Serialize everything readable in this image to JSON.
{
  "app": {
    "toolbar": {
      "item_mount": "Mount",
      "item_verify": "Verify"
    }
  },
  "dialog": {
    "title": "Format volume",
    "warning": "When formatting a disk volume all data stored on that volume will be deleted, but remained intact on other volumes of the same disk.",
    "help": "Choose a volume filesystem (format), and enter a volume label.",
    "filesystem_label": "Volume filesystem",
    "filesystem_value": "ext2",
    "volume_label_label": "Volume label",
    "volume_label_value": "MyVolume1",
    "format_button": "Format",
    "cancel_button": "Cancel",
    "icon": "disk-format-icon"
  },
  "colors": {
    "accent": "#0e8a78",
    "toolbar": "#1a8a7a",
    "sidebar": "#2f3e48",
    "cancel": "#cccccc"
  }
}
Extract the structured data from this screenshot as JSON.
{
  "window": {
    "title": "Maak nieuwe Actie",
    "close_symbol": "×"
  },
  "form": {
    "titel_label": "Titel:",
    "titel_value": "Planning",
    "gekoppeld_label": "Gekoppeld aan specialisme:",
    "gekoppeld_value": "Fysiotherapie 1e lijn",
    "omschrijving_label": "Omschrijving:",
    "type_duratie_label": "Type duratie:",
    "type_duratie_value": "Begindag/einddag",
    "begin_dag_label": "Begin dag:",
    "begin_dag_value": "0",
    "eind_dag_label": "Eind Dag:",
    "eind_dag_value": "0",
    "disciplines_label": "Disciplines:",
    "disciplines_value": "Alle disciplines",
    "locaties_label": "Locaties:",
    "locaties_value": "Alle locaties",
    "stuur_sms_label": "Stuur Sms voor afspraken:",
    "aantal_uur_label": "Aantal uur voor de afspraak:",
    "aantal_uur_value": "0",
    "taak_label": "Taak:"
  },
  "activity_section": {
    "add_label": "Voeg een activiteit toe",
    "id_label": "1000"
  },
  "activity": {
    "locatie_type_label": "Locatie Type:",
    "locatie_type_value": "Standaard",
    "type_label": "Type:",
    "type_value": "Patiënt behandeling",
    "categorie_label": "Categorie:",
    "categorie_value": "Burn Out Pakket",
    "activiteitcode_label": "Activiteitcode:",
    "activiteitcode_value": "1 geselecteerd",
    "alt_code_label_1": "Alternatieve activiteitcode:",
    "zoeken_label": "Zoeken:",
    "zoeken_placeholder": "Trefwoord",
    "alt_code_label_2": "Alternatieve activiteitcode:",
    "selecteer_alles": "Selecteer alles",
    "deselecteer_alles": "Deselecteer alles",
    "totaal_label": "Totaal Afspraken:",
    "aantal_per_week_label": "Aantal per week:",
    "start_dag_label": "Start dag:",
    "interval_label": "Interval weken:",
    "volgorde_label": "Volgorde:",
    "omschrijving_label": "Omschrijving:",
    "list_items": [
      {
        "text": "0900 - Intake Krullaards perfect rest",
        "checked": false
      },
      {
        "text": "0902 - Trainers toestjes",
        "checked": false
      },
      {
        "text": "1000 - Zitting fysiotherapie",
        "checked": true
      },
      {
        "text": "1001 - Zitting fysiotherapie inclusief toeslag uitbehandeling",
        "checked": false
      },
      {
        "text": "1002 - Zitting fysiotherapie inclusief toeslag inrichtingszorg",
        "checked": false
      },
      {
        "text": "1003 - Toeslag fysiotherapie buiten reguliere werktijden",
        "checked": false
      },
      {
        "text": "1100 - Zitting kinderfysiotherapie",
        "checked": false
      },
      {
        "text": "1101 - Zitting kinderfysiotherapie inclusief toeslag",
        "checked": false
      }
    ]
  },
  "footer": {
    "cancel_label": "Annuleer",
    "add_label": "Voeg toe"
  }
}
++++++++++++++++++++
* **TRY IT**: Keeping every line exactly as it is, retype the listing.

* **RESPONSE TO THE EXERCISE**:
Serialize everything readable in this image to JSON.
{
  "app": {
    "toolbar": {
      "item_mount": "Mount",
      "item_verify": "Verify"
    }
  },
  "dialog": {
    "title": "Format volume",
    "warning": "When formatting a disk volume all data stored on that volume will be deleted, but remained intact on other volumes of the same disk.",
    "help": "Choose a volume filesystem (format), and enter a volume label.",
    "filesystem_label": "Volume filesystem",
    "filesystem_value": "ext2",
    "volume_label_label": "Volume label",
    "volume_label_value": "MyVolume1",
    "format_button": "Format",
    "cancel_button": "Cancel",
    "icon": "disk-format-icon"
  },
  "colors": {
    "accent": "#0e8a78",
    "toolbar": "#1a8a7a",
    "sidebar": "#2f3e48",
    "cancel": "#cccccc"
  }
}
Extract the structured data from this screenshot as JSON.
{
  "window": {
    "title": "Maak nieuwe Actie",
    "close_symbol": "×"
  },
  "form": {
    "titel_label": "Titel:",
    "titel_value": "Planning",
    "gekoppeld_label": "Gekoppeld aan specialisme:",
    "gekoppeld_value": "Fysiotherapie 1e lijn",
    "omschrijving_label": "Omschrijving:",
    "type_duratie_label": "Type duratie:",
    "type_duratie_value": "Begindag/einddag",
    "begin_dag_label": "Begin dag:",
    "begin_dag_value": "0",
    "eind_dag_label": "Eind Dag:",
    "eind_dag_value": "0",
    "disciplines_label": "Disciplines:",
    "disciplines_value": "Alle disciplines",
    "locaties_label": "Locaties:",
    "locaties_value": "Alle locaties",
    "stuur_sms_label": "Stuur Sms voor afspraken:",
    "aantal_uur_label": "Aantal uur voor de afspraak:",
    "aantal_uur_value": "0",
    "taak_label": "Taak:"
  },
  "activity_section": {
    "add_label": "Voeg een activiteit toe",
    "id_label": "1000"
  },
  "activity": {
    "locatie_type_label": "Locatie Type:",
    "locatie_type_value": "Standaard",
    "type_label": "Type:",
    "type_value": "Patiënt behandeling",
    "categorie_label": "Categorie:",
    "categorie_value": "Burn Out Pakket",
    "activiteitcode_label": "Activiteitcode:",
    "activiteitcode_value": "1 geselecteerd",
    "alt_code_label_1": "Alternatieve activiteitcode:",
    "zoeken_label": "Zoeken:",
    "zoeken_placeholder": "Trefwoord",
    "alt_code_label_2": "Alternatieve activiteitcode:",
    "selecteer_alles": "Selecteer alles",
    "deselecteer_alles": "Deselecteer alles",
    "totaal_label": "Totaal Afspraken:",
    "aantal_per_week_label": "Aantal per week:",
    "start_dag_label": "Start dag:",
    "interval_label": "Interval weken:",
    "volgorde_label": "Volgorde:",
    "omschrijving_label": "Omschrijving:",
    "list_items": [
      {
        "text": "0900 - Intake Krullaards perfect rest",
        "checked": false
      },
      {
        "text": "0902 - Trainers toestjes",
        "checked": false
      },
      {
        "text": "1000 - Zitting fysiotherapie",
        "checked": true
      },
      {
        "text": "1001 - Zitting fysiotherapie inclusief toeslag uitbehandeling",
        "checked": false
      },
      {
        "text": "1002 - Zitting fysiotherapie inclusief toeslag inrichtingszorg",
        "checked": false
      },
      {
        "text": "1003 - Toeslag fysiotherapie buiten reguliere werktijden",
        "checked": false
      },
      {
        "text": "1100 - Zitting kinderfysiotherapie",
        "checked": false
      },
      {
        "text": "1101 - Zitting kinderfysiotherapie inclusief toeslag",
        "checked": false
      }
    ]
  },
  "footer": {
    "cancel_label": "Annuleer",
    "add_label": "Voeg toe"
  }
}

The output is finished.